A poem for Sawyer on his first day of Kindergarten
May your days be filled with wonder,
new friends, skills, and laughter.
Waking up each day excited,
with new dreams to chase after
Will your true self shine through –
confident, bold, and smart
Never forgetting to be generous,
kind, and to think with your heart
Sawyer, you see my hope is simple,
and I’ve had it from day one
May not one day on Earth go by
when you’re not happy, my son.
So, be a great listener
who others want to be around
And be someone’s joy
when they are feeling down
Today is just the start
of many adventures you’ll behold
You’re one of kind, Sawyer,
and I know you’ll break the mold!
Coming in to this day, I said I wouldn’t cry!
I actually had this inter dialogue that went something like this:
“Sawyer’s first day of kindergarten will be so exciting, why would I cry?”
Well, I couldn’t have been more wrong!
I cried when we woke up yesterday, I cried at his meet the teacher event, I cried when I dropped him off at his last day of pre-k, and tears filled my eyes as I walked out the doors of his first day of kindergarten.
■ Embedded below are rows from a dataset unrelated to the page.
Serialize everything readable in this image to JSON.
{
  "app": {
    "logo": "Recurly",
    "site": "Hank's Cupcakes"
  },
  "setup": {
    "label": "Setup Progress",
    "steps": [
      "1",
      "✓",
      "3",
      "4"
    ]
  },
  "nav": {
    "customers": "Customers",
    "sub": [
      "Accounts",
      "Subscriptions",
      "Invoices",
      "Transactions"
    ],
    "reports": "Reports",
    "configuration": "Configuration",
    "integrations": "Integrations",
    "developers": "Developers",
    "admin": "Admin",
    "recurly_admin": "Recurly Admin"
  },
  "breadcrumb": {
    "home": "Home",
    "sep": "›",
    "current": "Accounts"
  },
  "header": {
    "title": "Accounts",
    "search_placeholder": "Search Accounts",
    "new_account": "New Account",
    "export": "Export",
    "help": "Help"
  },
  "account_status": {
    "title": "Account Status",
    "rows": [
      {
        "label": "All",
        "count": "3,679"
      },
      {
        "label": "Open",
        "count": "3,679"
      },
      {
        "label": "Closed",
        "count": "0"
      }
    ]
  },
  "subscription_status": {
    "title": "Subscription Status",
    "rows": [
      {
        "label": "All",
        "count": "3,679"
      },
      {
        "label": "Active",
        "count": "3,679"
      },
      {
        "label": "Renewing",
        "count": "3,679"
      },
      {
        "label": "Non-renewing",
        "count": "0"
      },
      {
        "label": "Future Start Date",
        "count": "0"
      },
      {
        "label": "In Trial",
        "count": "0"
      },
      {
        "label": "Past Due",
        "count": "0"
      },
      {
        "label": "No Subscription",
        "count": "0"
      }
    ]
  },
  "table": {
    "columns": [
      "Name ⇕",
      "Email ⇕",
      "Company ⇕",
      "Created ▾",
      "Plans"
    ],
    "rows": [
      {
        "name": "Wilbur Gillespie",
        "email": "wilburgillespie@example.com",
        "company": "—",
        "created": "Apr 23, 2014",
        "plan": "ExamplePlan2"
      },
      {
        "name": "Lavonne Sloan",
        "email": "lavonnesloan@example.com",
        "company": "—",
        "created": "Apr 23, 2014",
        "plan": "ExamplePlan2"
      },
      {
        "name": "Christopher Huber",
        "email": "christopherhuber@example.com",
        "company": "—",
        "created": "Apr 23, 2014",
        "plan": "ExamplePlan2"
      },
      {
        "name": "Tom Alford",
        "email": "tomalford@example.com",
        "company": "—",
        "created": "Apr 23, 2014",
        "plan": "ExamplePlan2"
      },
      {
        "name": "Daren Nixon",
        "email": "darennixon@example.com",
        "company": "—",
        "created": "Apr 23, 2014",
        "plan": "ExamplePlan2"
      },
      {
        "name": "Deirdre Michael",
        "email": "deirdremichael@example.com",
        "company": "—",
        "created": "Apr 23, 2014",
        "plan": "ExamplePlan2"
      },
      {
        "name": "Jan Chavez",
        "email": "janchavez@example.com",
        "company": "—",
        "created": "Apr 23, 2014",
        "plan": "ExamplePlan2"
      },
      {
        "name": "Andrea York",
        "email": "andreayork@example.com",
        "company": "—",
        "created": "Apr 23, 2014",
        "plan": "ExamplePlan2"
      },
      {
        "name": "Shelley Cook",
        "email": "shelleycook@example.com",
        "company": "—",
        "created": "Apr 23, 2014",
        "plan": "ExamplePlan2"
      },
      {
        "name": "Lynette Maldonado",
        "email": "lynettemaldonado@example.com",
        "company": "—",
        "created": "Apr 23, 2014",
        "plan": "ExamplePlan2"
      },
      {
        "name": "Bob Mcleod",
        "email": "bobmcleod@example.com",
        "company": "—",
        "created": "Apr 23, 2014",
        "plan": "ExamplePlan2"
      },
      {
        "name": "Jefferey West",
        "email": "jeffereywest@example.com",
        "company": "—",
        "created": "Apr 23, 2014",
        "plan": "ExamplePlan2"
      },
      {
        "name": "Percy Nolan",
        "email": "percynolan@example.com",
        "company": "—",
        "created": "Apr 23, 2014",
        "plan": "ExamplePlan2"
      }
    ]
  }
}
But, I am not crying because I am sad. I am crying because I am proud.
Almost exactly one year ago, this same little boy was kicked out of school (read all about it on my blog, here: https://wordpress.com/posts/hamratime.com). He was struggling to control his emotional responses and was diagnosed with social/emotional delays.
From that day, we started a long road of getting him ready for kindergarten. He switched schools, started and graduated from a special education program with an IEP, went to behavioral exams, completed months of therapy, and attended with no issues Springfield Public School Summer School program.
I don’t even recognize that kid. He has matured, learned to cope with his emotions, opened up to us verbally, became more social, and has a whole new confidence.
When I asked him before bed, “How do you feel about starting kindergarten?” His response, “I am a mix of emotions, mostly excited but also scared and mad.”
I asked him why and he was able to express so perfectly exactly what he was feeling. “I am scared because I have never been to kindergarten before, but a little mad that I don’t know anyone on my bus yet.” This is huge…before he would have shown these emotions through outburst, maybe even violence. I am just so proud!
Today, I left him at his little desk in Mrs. Hoffman’s kindergarten class at Sequiota Elementary. He entered as a confident young man with not an ounce of fear filling his eyes. Honestly, it left me a little speechless. I think I expected to have to wipe his tears and ripe myself away from his hugs (remembering the boy he was last year).